Emergency and operating rooms are usually about 68 degrees Fahrenheit (20 degrees Celsius), chillier than most people would like. But this reduces the survival rate of bacteria.

Humans are the greatest contributors to bacterial contamination. And considering the number of people that come in and out of hospitals, the risk of infection caused by these contaminants can increase significantly. Patients are particularly more vulnerable to infections because of their illness.

Why Are Emergency Rooms So Cold?

While the spread of infections can occur in different ways, the hospital environment can serve as a point source. This means both patients and healthcare workers pick up the pathogens from the environment.

Patients, for instance, are likely exposed to bacteria through indirect contact with the hands of hospital staff, whereas pieces of equipment make it very easy for the staff to acquire these pathogens.

Besides observing hand hygiene compliance, investing in temperature control systems go a long way in ensuring emergency rooms don’t become breeding grounds for these organisms. The cold temperature will stop the growth of harmful bacteria. 

The cold environment will also discourage patients from moving about. Staying under a warm blanket is much more inviting than getting exposed to chilly temperatures. And with less movement, the risk of infection from patient to patient is reduced significantly. 

While not everything is preventable, such measures can reduce patients’/visitors’ exposure to bacteria in hospitals. Besides, a colder environment is not as harmful as bacterial infections.

To keep air conditioning running smoothly.

Most hospitals invest in environmental control systems to make sure the AC units are running efficiently. Unlike refrigerators and freezers, most air conditioning systems are not designed to operate at low temperatures constantly. The strain can actually ruin the compressor.

It’s for this reason that hospitals invest in environment and temperature monitoring systems. These systems usually monitor the temperature and moisture levels to ensure they maintain the set temperature range. And in case the HVAC system fails, it will send alerts to notify personnel assigned to the department of the same. 

Keep in mind these systems do not interfere with the AC system balance of the hospital building. The system basically oversees the proper functioning of the HVAC systems. Effective monitoring is another reason why emergency rooms are so cold.

The Bottom Line

The bottom line is that emergency rooms are usually colder to make the hospital environment safer, healthier, and better for everyone. It’s a calming environment for healthcare workers. It minimizes distractions, which helps them provide better care for patients. Patients, on the other hand, can always ask for blankets when they feel cold as their comfort is a priority for hospitals.

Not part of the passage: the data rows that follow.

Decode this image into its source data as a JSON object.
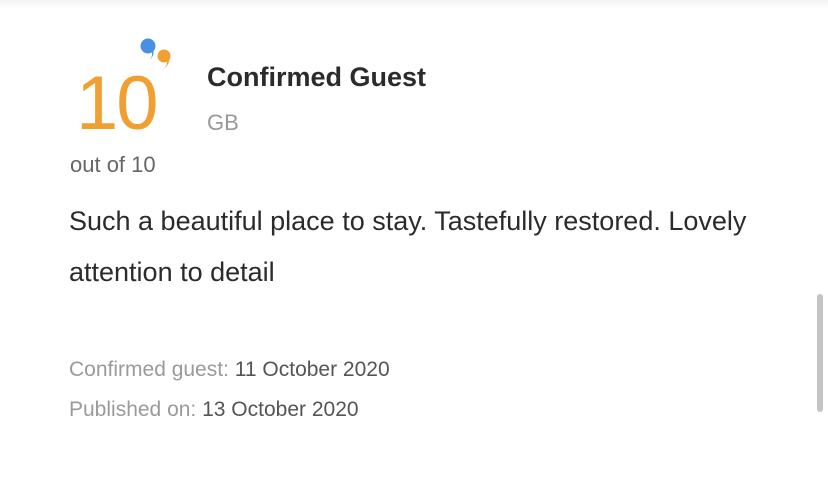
{
  "score": {
    "value": "10",
    "caption": "out of 10",
    "accent_color": "#f0a030",
    "icon": "speech-bubbles-icon",
    "icon_colors": [
      "#4a90e2",
      "#f0a030"
    ]
  },
  "reviewer": {
    "name": "Confirmed Guest",
    "country": "GB"
  },
  "review": {
    "text": "Such a beautiful place to stay. Tastefully restored. Lovely attention to detail"
  },
  "meta": {
    "stay_label": "Confirmed guest:",
    "stay_date": "11 October 2020",
    "published_label": "Published on:",
    "published_date": "13 October 2020"
  }
}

  • Chris Hewitt

    Chris is a Texas-based freelance writer who loves the outdoors and working in his garage. When he's not enjoying the Texas sun, he can be found tinkering with all sorts of things in his workshop.

As an Amazon Associate, we earn from qualifying purchases. We may also earn commissions if you purchase products from other retailers after clicking on a link from our site.